A very different kind of Saturday night
Published 01/04/2014 | 05:34
When I told the good woman I was going to a Foster and Allen concert the other night, she thought I was having her on.
'Where are you going and who are you really meeting?' she asked, and I told her it was indeed the truth.
'As it's Mother's Day tomorrow, I have arranged a special treat for the woman that has long navigated me through this world's stormy waters,' I explained.
She was still looking at me with suspicion while I scooted off down the road, whistling 'Maggie' as I went.
As I blended into the crowd of disciples streaming their ways towards the venue, it became obvious that I was going to be one of the younger audience members on the night, though Mick Foster did read out a request for an 11-year-old boy whose birthday present had been a ticket to see the legendary Irish balladeers; Playstations are so 2013.
Before the show, I was loitering about in the hotel lobby and someone asked me if the songs of Foster and Allen would be my cup of tea. I replied that once a song is good I don't really mind who performs it. Besides, in the late 1990s being able to belt out a few Foster and Allen songs in the pubs around mid-Wales meant a college lad would never go hungry. Or thirsty.
My jaw dropped when I entered the concert hall – there were more excitedly perspiring bodies than you will find in Paddy Power's five minutes before the off of the Aintree Grand National. In excess of five hundred fans were sandwiched into the room and some looked like they had camped out since lunchtime the previous day to ensure they got a seat up front; this was a pair of Garth Brooks's for an older generation.
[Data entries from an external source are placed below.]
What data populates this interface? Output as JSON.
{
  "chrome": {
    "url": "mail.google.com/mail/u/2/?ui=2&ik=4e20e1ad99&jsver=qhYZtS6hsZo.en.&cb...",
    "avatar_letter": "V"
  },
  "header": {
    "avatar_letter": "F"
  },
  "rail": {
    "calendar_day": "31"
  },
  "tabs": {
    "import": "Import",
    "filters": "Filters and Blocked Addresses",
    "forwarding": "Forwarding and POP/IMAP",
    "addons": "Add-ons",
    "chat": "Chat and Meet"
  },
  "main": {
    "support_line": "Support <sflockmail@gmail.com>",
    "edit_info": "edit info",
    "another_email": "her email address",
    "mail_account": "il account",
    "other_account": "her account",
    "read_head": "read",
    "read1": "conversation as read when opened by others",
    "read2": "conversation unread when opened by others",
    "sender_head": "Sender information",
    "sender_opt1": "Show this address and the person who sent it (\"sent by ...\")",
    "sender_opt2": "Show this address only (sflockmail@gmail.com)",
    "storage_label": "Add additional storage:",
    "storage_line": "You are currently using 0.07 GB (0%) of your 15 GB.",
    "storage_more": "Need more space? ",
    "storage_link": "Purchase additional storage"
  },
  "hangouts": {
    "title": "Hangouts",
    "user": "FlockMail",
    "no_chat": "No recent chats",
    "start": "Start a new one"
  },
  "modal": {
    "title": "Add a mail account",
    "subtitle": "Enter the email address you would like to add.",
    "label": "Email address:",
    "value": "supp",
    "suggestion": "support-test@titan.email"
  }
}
I scanned a room for a place to sit and was on the receiving end of some steely eyeballing – no one does eyeballing like the over 60s and I was happy enough to take one of the few seats that were left down the back.
What unfolded throughout the night was truly unique. For the next two and a half hours over five hundred fans sang their hearts out in unison with their idols. Foster is a natural comedian which meant the gags were flowing between and during songs. He really had his audience eating out of his hand, and often in stitches. The feel-good factor was soaring.
I touched base with the good woman via the mobile phone. She still couldn't believe I had left her at home, alone, with Brendan O'Connor and Nell McCafferty making eyes at each other while I waved my hands in the air with rows of people twice my age and swayed along to such famous choruses as Bunch of Thyme and Old Flames. While a night at Foster and Allen is far removed from the arena-filling rock acts people my age would usually flock to see, I can testify that the two Westmeath men put on a very entertaining show, and are an ideal way to treat the ones that helped keep you on the straight and narrow – provided they are into Country & Irish that is.
Next week, I'm off to see Megadeth.